* [HOW TO COMPLETE THIS TASK]: Copy all the lines of the listing below exactly. Skip the images.

* [MATERIAL FOR THE TASK]:
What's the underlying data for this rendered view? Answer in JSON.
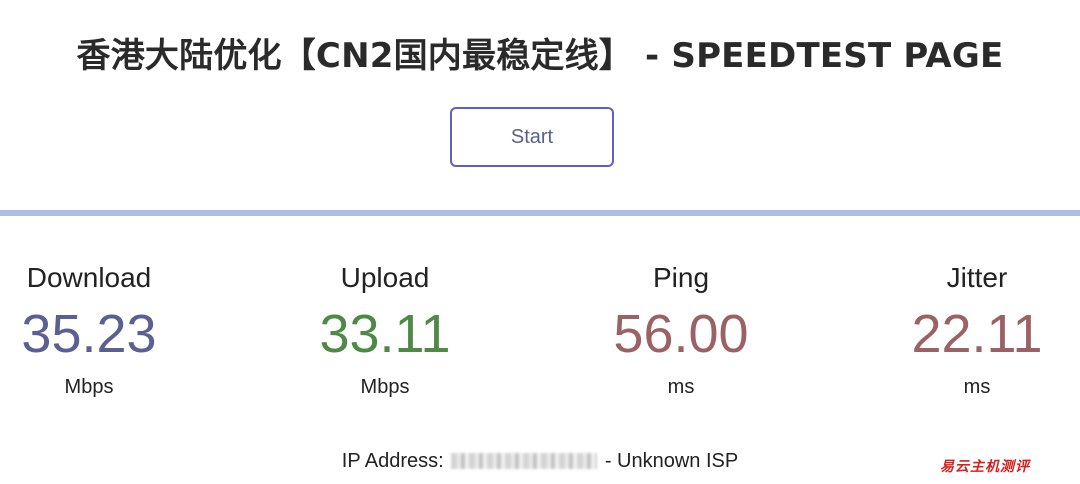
{
  "page": {
    "title": "香港大陆优化【CN2国内最稳定线】 - SPEEDTEST PAGE"
  },
  "controls": {
    "start_label": "Start"
  },
  "progress": {
    "fraction": 1.0
  },
  "meters": [
    {
      "label": "Download",
      "value": "35.23",
      "unit": "Mbps",
      "color": "#5c5f93"
    },
    {
      "label": "Upload",
      "value": "33.11",
      "unit": "Mbps",
      "color": "#4e8a45"
    },
    {
      "label": "Ping",
      "value": "56.00",
      "unit": "ms",
      "color": "#9a6265"
    },
    {
      "label": "Jitter",
      "value": "22.11",
      "unit": "ms",
      "color": "#9a6265"
    }
  ],
  "ip_info": {
    "prefix": "IP Address:",
    "separator": "-",
    "isp": "Unknown ISP"
  },
  "watermark": {
    "text": "易云主机测评"
  }
}
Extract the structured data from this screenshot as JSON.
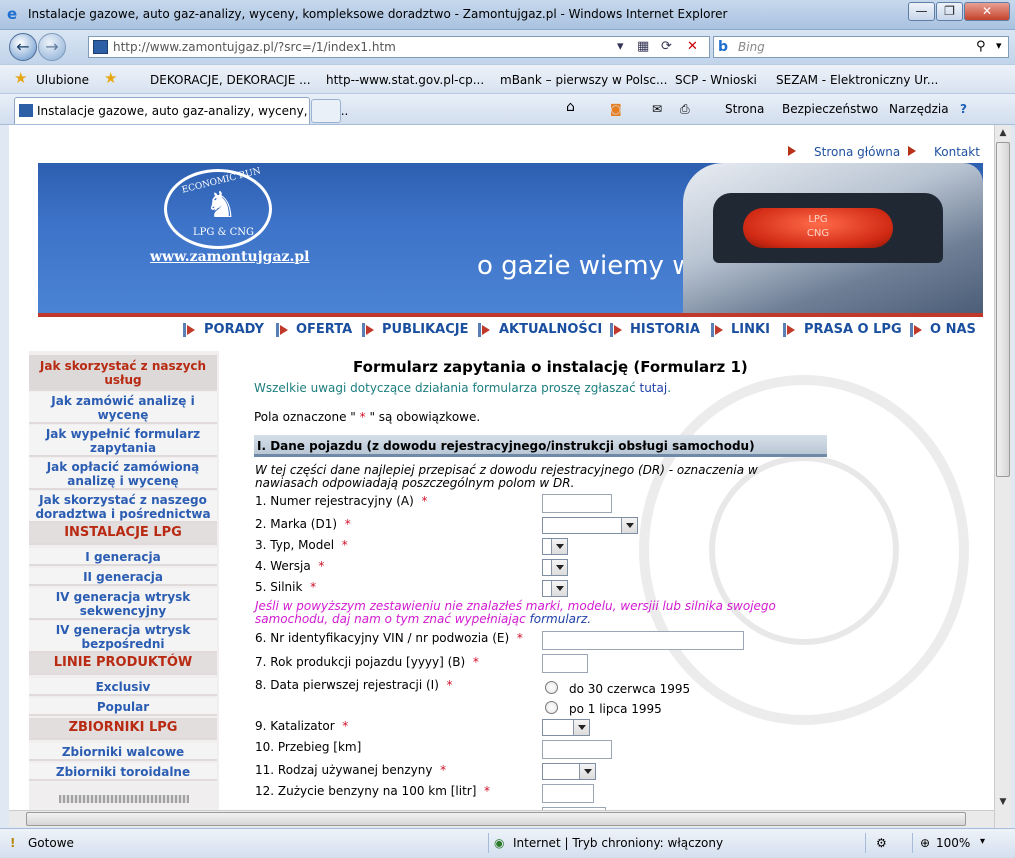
{
  "window": {
    "title": "Instalacje gazowe, auto gaz-analizy, wyceny, kompleksowe doradztwo - Zamontujgaz.pl - Windows Internet Explorer",
    "minimize": "—",
    "maximize": "❐",
    "close": "✕"
  },
  "address": {
    "url": "http://www.zamontujgaz.pl/?src=/1/index1.htm",
    "search_placeholder": "Bing"
  },
  "favorites": {
    "label": "Ulubione",
    "items": [
      "DEKORACJE, DEKORACJE ...",
      "http--www.stat.gov.pl-cp...",
      "mBank – pierwszy w Polsc...",
      "SCP - Wnioski",
      "SEZAM - Elektroniczny Ur..."
    ]
  },
  "tab": {
    "title": "Instalacje gazowe, auto gaz-analizy, wyceny, kom..."
  },
  "commands": {
    "strona": "Strona",
    "bezpieczenstwo": "Bezpieczeństwo",
    "narzedzia": "Narzędzia"
  },
  "page": {
    "toplinks": {
      "home": "Strona główna",
      "contact": "Kontakt"
    },
    "banner": {
      "slogan": "o gazie wiemy wszystko",
      "site": "www.zamontujgaz.pl",
      "logo_top": "ECONOMIC RUN",
      "logo_bottom": "LPG & CNG",
      "tank_lpg": "LPG",
      "tank_cng": "CNG"
    },
    "nav": [
      "PORADY",
      "OFERTA",
      "PUBLIKACJE",
      "AKTUALNOŚCI",
      "HISTORIA",
      "LINKI",
      "PRASA O LPG",
      "O NAS"
    ],
    "sidebar": {
      "items": [
        {
          "label": "Jak skorzystać z naszych usług"
        },
        {
          "label": "Jak zamówić analizę i wycenę"
        },
        {
          "label": "Jak wypełnić formularz zapytania"
        },
        {
          "label": "Jak opłacić zamówioną analizę i wycenę"
        },
        {
          "label": "Jak skorzystać z naszego doradztwa i pośrednictwa"
        }
      ],
      "h_instalacje": "INSTALACJE LPG",
      "instalacje": [
        "I generacja",
        "II generacja",
        "IV generacja wtrysk sekwencyjny",
        "IV generacja wtrysk bezpośredni"
      ],
      "h_linie": "LINIE PRODUKTÓW",
      "linie": [
        "Exclusiv",
        "Popular"
      ],
      "h_zbiorniki": "ZBIORNIKI LPG",
      "zbiorniki": [
        "Zbiorniki walcowe",
        "Zbiorniki toroidalne"
      ]
    },
    "form": {
      "title": "Formularz zapytania o instalację (Formularz 1)",
      "remarks": "Wszelkie uwagi dotyczące działania formularza proszę zgłaszać",
      "remarks_link": "tutaj",
      "remarks_end": ".",
      "required_pre": "Pola oznaczone \" ",
      "required_star": "*",
      "required_post": " \" są obowiązkowe.",
      "section1": "I. Dane pojazdu (z dowodu rejestracyjnego/instrukcji obsługi samochodu)",
      "section1_note": "W tej części dane najlepiej przepisać z dowodu rejestracyjnego (DR) - oznaczenia w nawiasach odpowiadają poszczególnym polom w DR.",
      "star": "*",
      "fields": {
        "f1": "1. Numer rejestracyjny (A)",
        "f2": "2. Marka (D1)",
        "f3": "3. Typ, Model",
        "f4": "4. Wersja",
        "f5": "5. Silnik",
        "f6": "6. Nr identyfikacyjny VIN / nr podwozia (E)",
        "f7": "7. Rok produkcji pojazdu [yyyy] (B)",
        "f8": "8. Data pierwszej rejestracji (I)",
        "f9": "9. Katalizator",
        "f10": "10. Przebieg [km]",
        "f11": "11. Rodzaj używanej benzyny",
        "f12": "12. Zużycie benzyny na 100 km [litr]"
      },
      "missing_note": "Jeśli w powyższym zestawieniu nie znalazłeś marki, modelu, wersjii lub silnika swojego samochodu, daj nam o tym znać wypełniając",
      "missing_link": "formularz",
      "date_opt1": "do 30 czerwca 1995",
      "date_opt2": "po 1 lipca 1995"
    }
  },
  "status": {
    "text": "Gotowe",
    "zone": "Internet | Tryb chroniony: włączony",
    "zoom": "100%"
  }
}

* [TASK RESPONSE]:
What's the underlying data for this rendered view? Answer in JSON.
{
  "page": {
    "title": "香港大陆优化【CN2国内最稳定线】 - SPEEDTEST PAGE"
  },
  "controls": {
    "start_label": "Start"
  },
  "progress": {
    "fraction": 1.0
  },
  "meters": [
    {
      "label": "Download",
      "value": "35.23",
      "unit": "Mbps",
      "color": "#5c5f93"
    },
    {
      "label": "Upload",
      "value": "33.11",
      "unit": "Mbps",
      "color": "#4e8a45"
    },
    {
      "label": "Ping",
      "value": "56.00",
      "unit": "ms",
      "color": "#9a6265"
    },
    {
      "label": "Jitter",
      "value": "22.11",
      "unit": "ms",
      "color": "#9a6265"
    }
  ],
  "ip_info": {
    "prefix": "IP Address:",
    "separator": "-",
    "isp": "Unknown ISP"
  },
  "watermark": {
    "text": "易云主机测评"
  }
}
Extract the structured data from this screenshot as JSON.
{
  "window": {
    "title": "Instalacje gazowe, auto gaz-analizy, wyceny, kompleksowe doradztwo - Zamontujgaz.pl - Windows Internet Explorer",
    "minimize": "—",
    "maximize": "❐",
    "close": "✕"
  },
  "address": {
    "url": "http://www.zamontujgaz.pl/?src=/1/index1.htm",
    "search_placeholder": "Bing"
  },
  "favorites": {
    "label": "Ulubione",
    "items": [
      "DEKORACJE, DEKORACJE ...",
      "http--www.stat.gov.pl-cp...",
      "mBank – pierwszy w Polsc...",
      "SCP - Wnioski",
      "SEZAM - Elektroniczny Ur..."
    ]
  },
  "tab": {
    "title": "Instalacje gazowe, auto gaz-analizy, wyceny, kom..."
  },
  "commands": {
    "strona": "Strona",
    "bezpieczenstwo": "Bezpieczeństwo",
    "narzedzia": "Narzędzia"
  },
  "page": {
    "toplinks": {
      "home": "Strona główna",
      "contact": "Kontakt"
    },
    "banner": {
      "slogan": "o gazie wiemy wszystko",
      "site": "www.zamontujgaz.pl",
      "logo_top": "ECONOMIC RUN",
      "logo_bottom": "LPG & CNG",
      "tank_lpg": "LPG",
      "tank_cng": "CNG"
    },
    "nav": [
      "PORADY",
      "OFERTA",
      "PUBLIKACJE",
      "AKTUALNOŚCI",
      "HISTORIA",
      "LINKI",
      "PRASA O LPG",
      "O NAS"
    ],
    "sidebar": {
      "items": [
        {
          "label": "Jak skorzystać z naszych usług"
        },
        {
          "label": "Jak zamówić analizę i wycenę"
        },
        {
          "label": "Jak wypełnić formularz zapytania"
        },
        {
          "label": "Jak opłacić zamówioną analizę i wycenę"
        },
        {
          "label": "Jak skorzystać z naszego doradztwa i pośrednictwa"
        }
      ],
      "h_instalacje": "INSTALACJE LPG",
      "instalacje": [
        "I generacja",
        "II generacja",
        "IV generacja wtrysk sekwencyjny",
        "IV generacja wtrysk bezpośredni"
      ],
      "h_linie": "LINIE PRODUKTÓW",
      "linie": [
        "Exclusiv",
        "Popular"
      ],
      "h_zbiorniki": "ZBIORNIKI LPG",
      "zbiorniki": [
        "Zbiorniki walcowe",
        "Zbiorniki toroidalne"
      ]
    },
    "form": {
      "title": "Formularz zapytania o instalację (Formularz 1)",
      "remarks": "Wszelkie uwagi dotyczące działania formularza proszę zgłaszać",
      "remarks_link": "tutaj",
      "remarks_end": ".",
      "required_pre": "Pola oznaczone \" ",
      "required_star": "*",
      "required_post": " \" są obowiązkowe.",
      "section1": "I. Dane pojazdu (z dowodu rejestracyjnego/instrukcji obsługi samochodu)",
      "section1_note": "W tej części dane najlepiej przepisać z dowodu rejestracyjnego (DR) - oznaczenia w nawiasach odpowiadają poszczególnym polom w DR.",
      "star": "*",
      "fields": {
        "f1": "1. Numer rejestracyjny (A)",
        "f2": "2. Marka (D1)",
        "f3": "3. Typ, Model",
        "f4": "4. Wersja",
        "f5": "5. Silnik",
        "f6": "6. Nr identyfikacyjny VIN / nr podwozia (E)",
        "f7": "7. Rok produkcji pojazdu [yyyy] (B)",
        "f8": "8. Data pierwszej rejestracji (I)",
        "f9": "9. Katalizator",
        "f10": "10. Przebieg [km]",
        "f11": "11. Rodzaj używanej benzyny",
        "f12": "12. Zużycie benzyny na 100 km [litr]"
      },
      "missing_note": "Jeśli w powyższym zestawieniu nie znalazłeś marki, modelu, wersjii lub silnika swojego samochodu, daj nam o tym znać wypełniając",
      "missing_link": "formularz",
      "date_opt1": "do 30 czerwca 1995",
      "date_opt2": "po 1 lipca 1995"
    }
  },
  "status": {
    "text": "Gotowe",
    "zone": "Internet | Tryb chroniony: włączony",
    "zoom": "100%"
  }
}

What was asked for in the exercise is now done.